Received via email, Oct. 8, 2017:ReplyDelete
Dear Dr. Gale,
I was so excited to find your site. I am a Great Great Granddaughter of Heinrich Wilhelm Rincker. The family has always referred to him as "H.W." I have some great history on him through letters and notes written by my Great Aunt Mathilde "Tillie" Hemman, H. W.'s granddaughter. Much of what she has written is surprisingly similar! I also have some photos of H.W. and his second wife, Anna Ganz, plus photos of Tillie and her mother, H.W.'s daughter, Odilie.
Thank you for what you do! And I truly hope to hear from you.
Patti Hemman Koelle
I did reply to Patti.Delete
Fascinating history, up to and including the 'accidental' destruction of the 129-year-old Heinrich Wilhelm (H.W.) Rincker House at 6366 North Milwaukee Avenue, Chicago. My grandfather was also a Heinrich "Henry" although he never made history, he did make a large clan of Americans before his passing. How remarkable to hear from Ms.Koelle. So much great IL history here Neil, thanks for keeping up with it. A full time job I am sure!ReplyDelete
I remember when the house was torn down. Back when we had a local paper, it made a big splash for a couple of weeks - then nothing at all.ReplyDelete

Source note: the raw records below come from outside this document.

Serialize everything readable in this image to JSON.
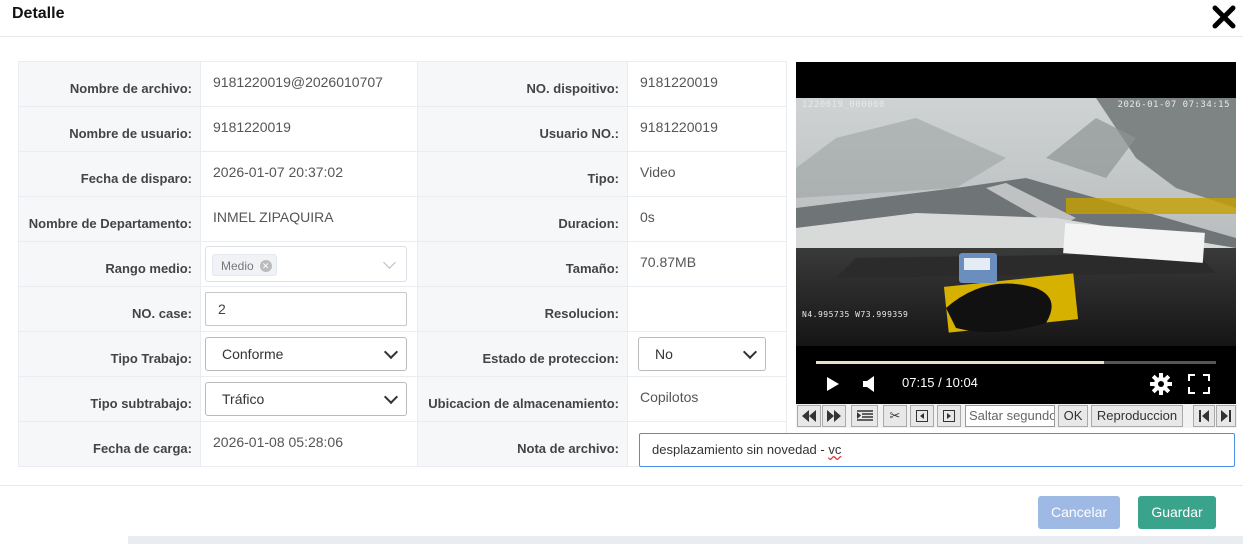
{
  "header": {
    "title": "Detalle"
  },
  "rows": [
    {
      "l1": "Nombre de archivo:",
      "v1": "9181220019@2026010707",
      "l2": "NO. dispoitivo:",
      "v2": "9181220019"
    },
    {
      "l1": "Nombre de usuario:",
      "v1": "9181220019",
      "l2": "Usuario NO.:",
      "v2": "9181220019"
    },
    {
      "l1": "Fecha de disparo:",
      "v1": "2026-01-07 20:37:02",
      "l2": "Tipo:",
      "v2": "Video"
    },
    {
      "l1": "Nombre de Departamento:",
      "v1": "INMEL ZIPAQUIRA",
      "l2": "Duracion:",
      "v2": "0s"
    },
    {
      "l1": "Rango medio:",
      "v1": "Medio",
      "l2": "Tamaño:",
      "v2": "70.87MB"
    },
    {
      "l1": "NO. case:",
      "v1": "2",
      "l2": "Resolucion:",
      "v2": ""
    },
    {
      "l1": "Tipo Trabajo:",
      "v1": "Conforme",
      "l2": "Estado de proteccion:",
      "v2": "No"
    },
    {
      "l1": "Tipo subtrabajo:",
      "v1": "Tráfico",
      "l2": "Ubicacion de almacenamiento:",
      "v2": "Copilotos"
    },
    {
      "l1": "Fecha de carga:",
      "v1": "2026-01-08 05:28:06",
      "l2": "Nota de archivo:"
    }
  ],
  "note": {
    "text": "desplazamiento sin novedad - ",
    "misspelled": "vc"
  },
  "video": {
    "osd_top_left": "1220019_000000",
    "osd_top_right": "2026-01-07 07:34:15",
    "osd_gps": "N4.995735 W73.999359",
    "time": "07:15 / 10:04",
    "progress": 0.72
  },
  "controls": {
    "seek_placeholder": "Saltar segundos",
    "ok": "OK",
    "playback": "Reproduccion"
  },
  "footer": {
    "cancel": "Cancelar",
    "save": "Guardar"
  },
  "colors": {
    "save": "#39a48b",
    "cancel": "#9eb9e4",
    "focus": "#4a90e2"
  }
}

Lived a couple blocks away from here always heard about the inside of the house from friends that went in there they told me of hidden passageways the family would have just in case Indians came in.ReplyDelete
Not sure if that's true but the story stuck with me.
We were all disappointed when it was torn down
Part of our child hood scenery .Loved reading this :)
My name is Debby SalemiDelete
Lived on Imlay down the street
My name is Tammy Siggins Verne.I used to pick up the little girl there that lived with her parents in that house and walked her to Onahan Elementary school.I believe it was around 1978.Then when they moved they lived right across the street from me on Natoma .They were very nice people.The father worked in the little grocery store right in front of the house called Lilac Farm.Delete
The intentional back-handed demolition of the landmark Rincker Home at Milwaukee and Devon in Chicago helped set a dangerous precedent in the demolition of other Chicago landmark-worthy structures, including the Kellog Mansions in the 1980's and the 1872 McCarthy Building of Chicago's infamous "Block 37".ReplyDelete